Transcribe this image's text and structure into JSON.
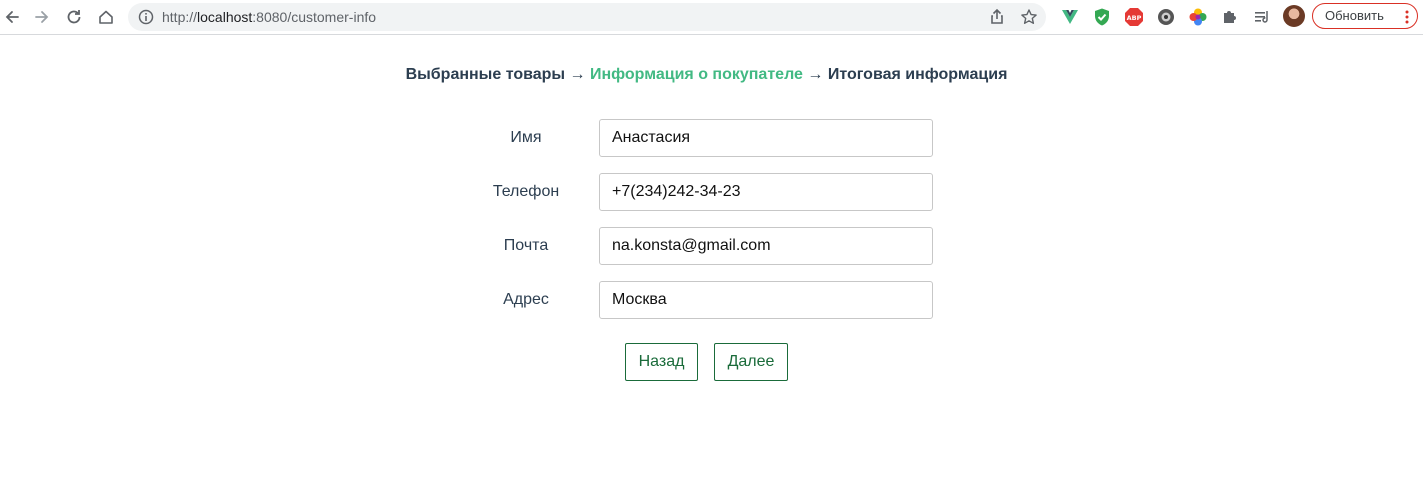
{
  "browser": {
    "url_prefix": "http://",
    "url_host": "localhost",
    "url_rest": ":8080/customer-info",
    "update_label": "Обновить",
    "extensions": [
      "vue-devtools-icon",
      "shield-extension-icon",
      "adblock-icon",
      "camera-extension-icon",
      "color-wheel-extension-icon",
      "puzzle-extensions-icon",
      "reading-list-icon"
    ]
  },
  "breadcrumb": {
    "step1": "Выбранные товары",
    "arrow1": " → ",
    "step2": "Информация о покупателе",
    "arrow2": " → ",
    "step3": "Итоговая информация"
  },
  "form": {
    "name_label": "Имя",
    "name_value": "Анастасия",
    "phone_label": "Телефон",
    "phone_value": "+7(234)242-34-23",
    "email_label": "Почта",
    "email_value": "na.konsta@gmail.com",
    "address_label": "Адрес",
    "address_value": "Москва"
  },
  "buttons": {
    "back": "Назад",
    "next": "Далее"
  },
  "colors": {
    "accent": "#42b983",
    "text": "#2c3e50",
    "button_border": "#1a6b3a"
  }
}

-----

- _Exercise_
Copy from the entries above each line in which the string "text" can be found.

- _Exercise result_
Transcribe this image's text and structure into JSON.
    "text": "#2c3e50",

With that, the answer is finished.